It turned out to be a lovely simple breakfast, and one that would go well with some local coffee for sure. Banh mi stalls can be found pretty much everywhere in Hanoi, give it a try, this version cost 15,000 VND if not mistaken.
Ngõ Tạm Thương, Cửa Đông,
Hoàn Kiếm, Hà Nội 10000, Vietnam
GPS: 21.031808, 105.847593
Many of you may be familiar with my affinity with fish noodle. Fresh seafood in an easy to consume, single serving format that fills the stomach with healthy ingredients in a tasty way, what more can we ask for?
Well, a few of you have suggested that I should check out Little Eat Stall and what they have to offer in this space, so I did.
Little Eat Stall is located at Jalan Beruang in Pudu. It is technically a road side stall under zinc roof, but seating area is rather hygienic and somewhat comfortable if not a little too warm under our weather.
The stall serves a variety of different dishes on different days. And since I’ve only had their fish noodle, this is what I’ll concentrate on. The fish noodle is available on Friday and weekends.
Unlike the huge variety of fish and other seafood available at B & Best, my favorite fish noodle place in PJ, Little Eat Stall offers usually just garupa or tiger garupa in either fillet or fish head format, with single type of clear soup. And these come with mihun, no yellow noodle or kuih teow or anything like that.
What they lack in option was more than made up in quality. I thought the fish was super fresh, and the soup base with that dash of rice wine was so good I left an empty bowl by the end of the meal. The choice of vege they include in the dish was definitely a plus as well.
Simply put, this is now my favorite fish noodle, or rather fish mihun place in the city.
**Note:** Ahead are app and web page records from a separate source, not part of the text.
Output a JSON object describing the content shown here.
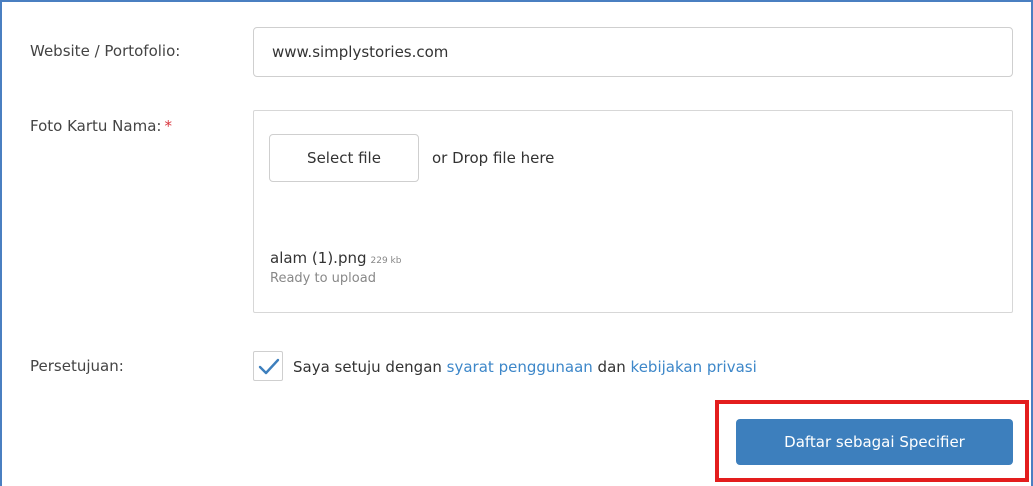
{
  "website_field": {
    "label": "Website / Portofolio:",
    "value": "www.simplystories.com"
  },
  "card_photo_field": {
    "label": "Foto Kartu Nama:",
    "required_marker": "*",
    "select_button_label": "Select file",
    "drop_hint": "or Drop file here",
    "file": {
      "name": "alam (1).png",
      "size": "229 kb",
      "status": "Ready to upload"
    }
  },
  "consent_field": {
    "label": "Persetujuan:",
    "checked": true,
    "text_before": "Saya setuju dengan ",
    "terms_link": "syarat penggunaan",
    "text_middle": " dan ",
    "privacy_link": "kebijakan privasi"
  },
  "submit": {
    "label": "Daftar sebagai Specifier"
  },
  "colors": {
    "accent": "#3d7fbd",
    "link": "#3d87c9",
    "highlight": "#e31d1d",
    "required": "#d9363e",
    "frame": "#4a7fc1"
  }
}
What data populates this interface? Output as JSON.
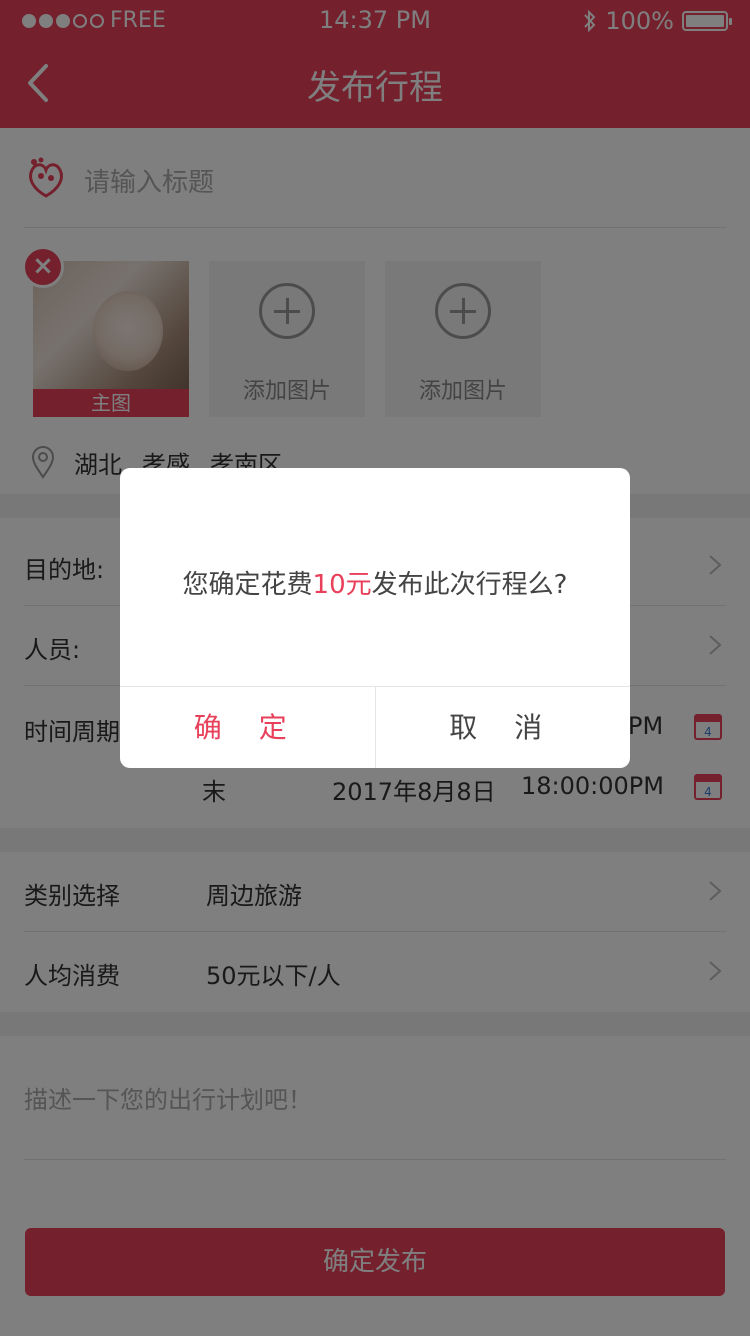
{
  "status_bar": {
    "carrier": "FREE",
    "time": "14:37 PM",
    "battery": "100%",
    "battery_level": 1.0,
    "signal_bars_filled": 3,
    "signal_bars_total": 5
  },
  "nav": {
    "title": "发布行程",
    "back_icon": "chevron-left-icon"
  },
  "form": {
    "title_placeholder": "请输入标题",
    "main_photo_label": "主图",
    "add_photo_label": "添加图片",
    "location": {
      "province": "湖北",
      "city": "孝感",
      "district": "孝南区"
    },
    "destination_label": "目的地:",
    "people_label": "人员:",
    "time_label": "时间周期",
    "time_start_suffix": "PM",
    "time_end_prefix": "末",
    "time_end_date": "2017年8月8日",
    "time_end_time": "18:00:00PM",
    "calendar_day": "4",
    "category_label": "类别选择",
    "category_value": "周边旅游",
    "spend_label": "人均消费",
    "spend_value": "50元以下/人",
    "description_placeholder": "描述一下您的出行计划吧！",
    "publish_button": "确定发布"
  },
  "dialog": {
    "message_prefix": "您确定花费",
    "message_amount": "10元",
    "message_suffix": "发布此次行程么?",
    "confirm_label": "确 定",
    "cancel_label": "取 消"
  },
  "colors": {
    "accent": "#e8405a",
    "overlay": "rgba(0,0,0,0.5)"
  }
}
Do give it a try if you’re a fan of this dish, but one thing you’ll need to be at least mentally prepare for is the wait time.. The place is called 等记 in Mandarin. I’ll leave it to you to find out what that means, literally.